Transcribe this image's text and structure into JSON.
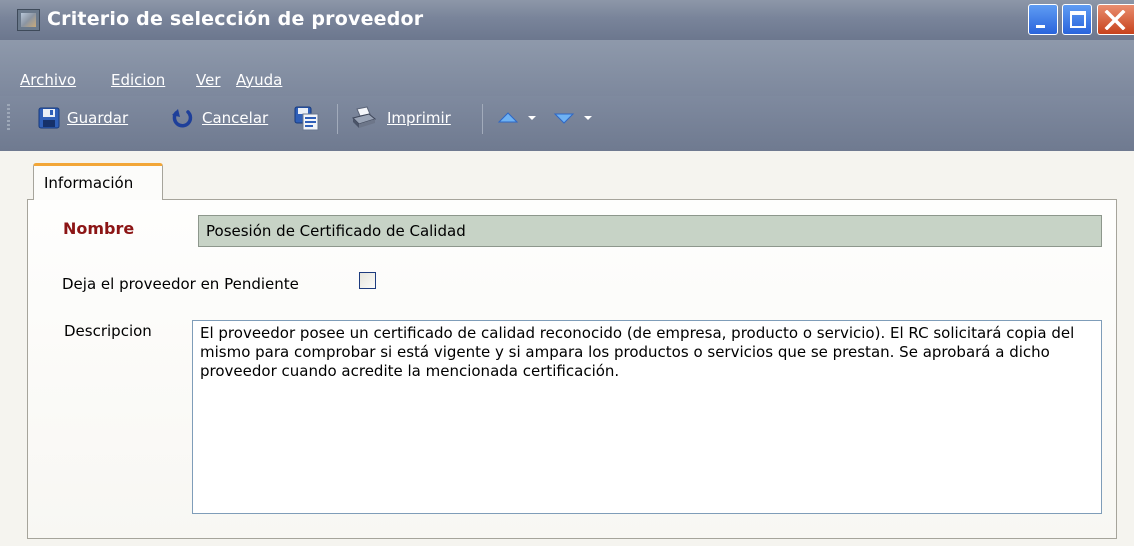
{
  "window": {
    "title": "Criterio de selección de proveedor",
    "colors": {
      "titlebar": "#7a859a",
      "close": "#d2542c",
      "min_max": "#3a72e6"
    }
  },
  "menu": {
    "items": [
      {
        "label": "Archivo"
      },
      {
        "label": "Edicion"
      },
      {
        "label": "Ver"
      },
      {
        "label": "Ayuda"
      }
    ]
  },
  "toolbar": {
    "save_label": "Guardar",
    "cancel_label": "Cancelar",
    "print_label": "Imprimir",
    "icons": [
      "save-icon",
      "undo-icon",
      "save-as-icon",
      "printer-icon",
      "navigate-up-icon",
      "navigate-down-icon"
    ]
  },
  "tabs": [
    {
      "label": "Información",
      "selected": true
    }
  ],
  "form": {
    "name_label": "Nombre",
    "name_value": "Posesión de Certificado de Calidad",
    "pending_label": "Deja el proveedor en Pendiente",
    "pending_checked": false,
    "description_label": "Descripcion",
    "description_value": "El proveedor posee un certificado de calidad reconocido (de empresa, producto o servicio). El RC solicitará copia del mismo para comprobar si está vigente y si ampara los productos o servicios que se prestan. Se aprobará a dicho proveedor cuando acredite la mencionada certificación."
  }
}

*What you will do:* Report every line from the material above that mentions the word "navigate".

*Answer area:*
      "navigate-up-icon",
      "navigate-down-icon"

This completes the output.